I point out again that I was talking about the point where the tip snapped, not the bulk of the blade. The spine of the knife is much stonger.

Anyway, if you want to do a comparison test, lock the hollow-ground tip of the Calypso into a vice and bend it over. Make sure that you don't put any of that thick spine into the vice. I'd be intrested in your results.
I'm not sure if this makes a difference, but the Calypso Jr.'s blade is leaf-shaped compared to Buck's clip blade on the XLTi and 110. The Buck's relative thinness at the tip could have made a difference in it snapping off.
Snickersnee :

you failed to mention wether you were doing this with just the tip, or with the spine.

1 cm of the tip was held fixed.

The spine of the knife is much stonger.

The spine will take less flex before fracture than the tip, not more.

Frank :

Are you measuring from the butt of the handle to the tip?

It is the amount the butt is out of line with the normal. Being curious, I just bent it to 4" and it resulted in a 1 cm of the tip (the part held fixed) taking a small bend (the very tip was bent 1 mm off the normal).

AUS-8 tempered as Spyderco does is a very tough ductile steel, I have not managed to chip or fracture it. I have beat directly on the edge and on both sides of the Calypso with a 5mm thick mild steel rod about 2 feet long. The rod took deep cuts from the impacts and even bent. The Calypso Jr's blade was just blunted slightly.

A new Calypso will hold up better than mine as I have bent the tip before and thus weakened the steel. In reference to the above 90 degree bend, I have stuck the Calypso Jr in pine and bent it flat and the tip just bends slightly.
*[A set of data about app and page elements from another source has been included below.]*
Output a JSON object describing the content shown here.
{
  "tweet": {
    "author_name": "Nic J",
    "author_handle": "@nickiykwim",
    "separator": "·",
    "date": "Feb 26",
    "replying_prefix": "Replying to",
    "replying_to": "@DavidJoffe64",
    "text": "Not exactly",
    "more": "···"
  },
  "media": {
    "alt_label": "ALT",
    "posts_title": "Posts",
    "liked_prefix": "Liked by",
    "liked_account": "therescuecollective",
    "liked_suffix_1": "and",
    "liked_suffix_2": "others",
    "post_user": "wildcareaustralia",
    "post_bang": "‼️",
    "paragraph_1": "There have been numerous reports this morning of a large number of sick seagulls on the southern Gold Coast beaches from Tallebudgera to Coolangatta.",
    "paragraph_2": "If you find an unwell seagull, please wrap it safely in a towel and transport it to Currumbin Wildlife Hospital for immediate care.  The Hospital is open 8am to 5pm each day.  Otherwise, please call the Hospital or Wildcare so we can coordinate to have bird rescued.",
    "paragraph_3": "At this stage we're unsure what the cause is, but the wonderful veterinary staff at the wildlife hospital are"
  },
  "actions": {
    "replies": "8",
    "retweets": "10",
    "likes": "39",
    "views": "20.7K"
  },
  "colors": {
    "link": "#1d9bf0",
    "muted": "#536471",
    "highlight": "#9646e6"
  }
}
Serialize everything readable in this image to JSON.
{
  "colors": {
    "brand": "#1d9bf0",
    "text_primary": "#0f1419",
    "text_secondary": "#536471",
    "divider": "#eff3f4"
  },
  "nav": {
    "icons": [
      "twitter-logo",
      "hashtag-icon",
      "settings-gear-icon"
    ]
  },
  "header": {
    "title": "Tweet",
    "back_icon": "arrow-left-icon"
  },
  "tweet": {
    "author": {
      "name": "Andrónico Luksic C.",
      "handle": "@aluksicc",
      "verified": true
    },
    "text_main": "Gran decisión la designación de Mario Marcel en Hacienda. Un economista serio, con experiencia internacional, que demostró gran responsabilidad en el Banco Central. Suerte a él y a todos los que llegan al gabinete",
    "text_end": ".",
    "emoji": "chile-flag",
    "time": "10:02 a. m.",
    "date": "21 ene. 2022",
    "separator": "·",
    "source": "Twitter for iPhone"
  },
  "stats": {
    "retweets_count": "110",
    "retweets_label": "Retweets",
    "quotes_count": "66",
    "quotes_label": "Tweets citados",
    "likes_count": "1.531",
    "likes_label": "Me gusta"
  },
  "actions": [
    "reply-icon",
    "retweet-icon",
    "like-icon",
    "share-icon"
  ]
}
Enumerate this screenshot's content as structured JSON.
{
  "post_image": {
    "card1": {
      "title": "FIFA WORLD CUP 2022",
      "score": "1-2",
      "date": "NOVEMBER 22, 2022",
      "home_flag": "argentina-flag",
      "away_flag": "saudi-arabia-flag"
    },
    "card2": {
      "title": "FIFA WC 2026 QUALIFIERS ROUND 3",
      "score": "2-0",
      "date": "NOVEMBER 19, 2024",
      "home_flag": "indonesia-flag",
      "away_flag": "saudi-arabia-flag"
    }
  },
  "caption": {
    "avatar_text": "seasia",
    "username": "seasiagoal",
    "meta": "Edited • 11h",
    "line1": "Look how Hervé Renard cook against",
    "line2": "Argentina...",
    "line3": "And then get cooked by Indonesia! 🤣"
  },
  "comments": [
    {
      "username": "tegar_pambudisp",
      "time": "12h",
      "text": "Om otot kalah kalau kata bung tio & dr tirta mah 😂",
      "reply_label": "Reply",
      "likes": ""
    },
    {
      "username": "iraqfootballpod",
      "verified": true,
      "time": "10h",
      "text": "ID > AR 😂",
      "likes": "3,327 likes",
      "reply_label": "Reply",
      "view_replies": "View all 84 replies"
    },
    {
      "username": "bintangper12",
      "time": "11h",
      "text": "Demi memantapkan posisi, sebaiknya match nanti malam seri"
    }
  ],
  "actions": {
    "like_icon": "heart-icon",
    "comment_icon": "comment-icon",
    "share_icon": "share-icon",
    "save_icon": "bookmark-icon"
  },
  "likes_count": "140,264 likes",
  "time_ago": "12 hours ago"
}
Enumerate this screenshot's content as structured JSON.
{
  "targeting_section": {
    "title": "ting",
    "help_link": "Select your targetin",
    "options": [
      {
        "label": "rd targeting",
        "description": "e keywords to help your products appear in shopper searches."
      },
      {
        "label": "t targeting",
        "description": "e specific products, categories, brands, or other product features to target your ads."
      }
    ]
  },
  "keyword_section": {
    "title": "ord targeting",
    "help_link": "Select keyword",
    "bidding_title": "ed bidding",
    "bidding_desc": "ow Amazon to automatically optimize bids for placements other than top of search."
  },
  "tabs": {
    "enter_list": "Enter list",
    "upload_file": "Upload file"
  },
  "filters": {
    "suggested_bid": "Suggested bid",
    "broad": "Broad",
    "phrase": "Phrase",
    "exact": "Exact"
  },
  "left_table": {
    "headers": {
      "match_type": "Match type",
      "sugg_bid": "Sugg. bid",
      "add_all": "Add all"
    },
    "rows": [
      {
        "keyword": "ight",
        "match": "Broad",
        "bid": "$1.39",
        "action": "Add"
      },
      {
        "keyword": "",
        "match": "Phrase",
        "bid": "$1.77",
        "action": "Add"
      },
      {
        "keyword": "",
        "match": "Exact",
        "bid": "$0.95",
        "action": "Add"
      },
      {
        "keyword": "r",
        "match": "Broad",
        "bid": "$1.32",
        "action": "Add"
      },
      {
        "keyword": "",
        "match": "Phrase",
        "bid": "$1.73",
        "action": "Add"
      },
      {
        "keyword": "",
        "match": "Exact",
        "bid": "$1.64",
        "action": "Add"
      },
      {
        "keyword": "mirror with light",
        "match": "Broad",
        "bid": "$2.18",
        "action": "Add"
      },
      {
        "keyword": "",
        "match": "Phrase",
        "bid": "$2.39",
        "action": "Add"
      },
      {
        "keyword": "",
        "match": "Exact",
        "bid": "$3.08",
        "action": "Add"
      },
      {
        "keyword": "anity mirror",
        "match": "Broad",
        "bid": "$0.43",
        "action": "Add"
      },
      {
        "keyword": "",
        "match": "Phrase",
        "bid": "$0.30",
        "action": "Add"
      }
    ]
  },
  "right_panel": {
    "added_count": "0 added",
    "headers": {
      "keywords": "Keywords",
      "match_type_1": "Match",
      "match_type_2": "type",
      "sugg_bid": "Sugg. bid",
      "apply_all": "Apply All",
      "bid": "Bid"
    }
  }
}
[This message has been edited by Cliff Stamp (edited 13 September 1999).]
Well, that explains the difference. I wasn't talking about how far out of line the handle was( can't say as I was holding the handle), I was talking how far the tip bent out of line with the rest of the blade.

Yeah, I guess it stands to reason that the spine won't flex as far as the tip.

I'm not sure about the 90 degree stuck-in- pine flex though. A good portion of that could be because the pine tree itself was giving way. I have seen that before a lot actualy. How far into the board/tree was the Calypso?

Still, your results seem a bit odd to me, I'm going to have to get a Calypso and another XlTi and check this out.

Anyway, sounds like the Calypso is a bend-before-break and the Buck is a break-before-bend. Some say that it takes more force to break a break-before-bend than it takes to bend a bend-before-break equivalent.

Seeing how much force it takes to fail both would be intresting. The SpyderCo has a wider blade than the Buck, but it's got a big hole in it. While cracks tend to resist opening a radious, I doubt that hole actualy makes it stronger, though I would believe stiffer.

I hear Buck is fixing to do a big comparitive study of differnt production folders vs. theirs, perhaps they will do such a comparison.
Snickersnee :

I was talking how far the tip bent out of line with the rest of the blade.

So your measurement is the distance from the blade tip off the normal? Then then means a flex of about 35 degrees - the same angle at which the Calypso Jr. took a 1 mm bend.

Some say that it takes more force to break a break-before-bend than it takes to bend a bend-before-break equivalent.

In general yes, the maximum stiffness results in low/no ductility. However the toughness of non-ductile steels (break before bend) is virtually non-existant. They tend to fracture easily. I like steel tempered that way for light use blades (skinners and the like) because of the edge geometry it allows, but for general use impact fragility is a real disadvantage. They will not take a coarse edge well, they chip out easily, and of course are prone to gross failures under impacts.

How far into the board/tree was the Calypso?

Less than a cm. Yes the wood gave way, you can feel this happening during the initial flex and then it grow rigid as the compressibility limit is approached.


[This message has been edited by Cliff Stamp (edited 13 September 1999).]
As noted, impact resistance wasn't a problem, I could both chop with it and both the blade and lock withstood strong thrusts into trees. The only thing was latteral stress.

However, that's for a folder. I prefer a tougher high carbon blade in a fixedblade knife for it's greater impact resistance.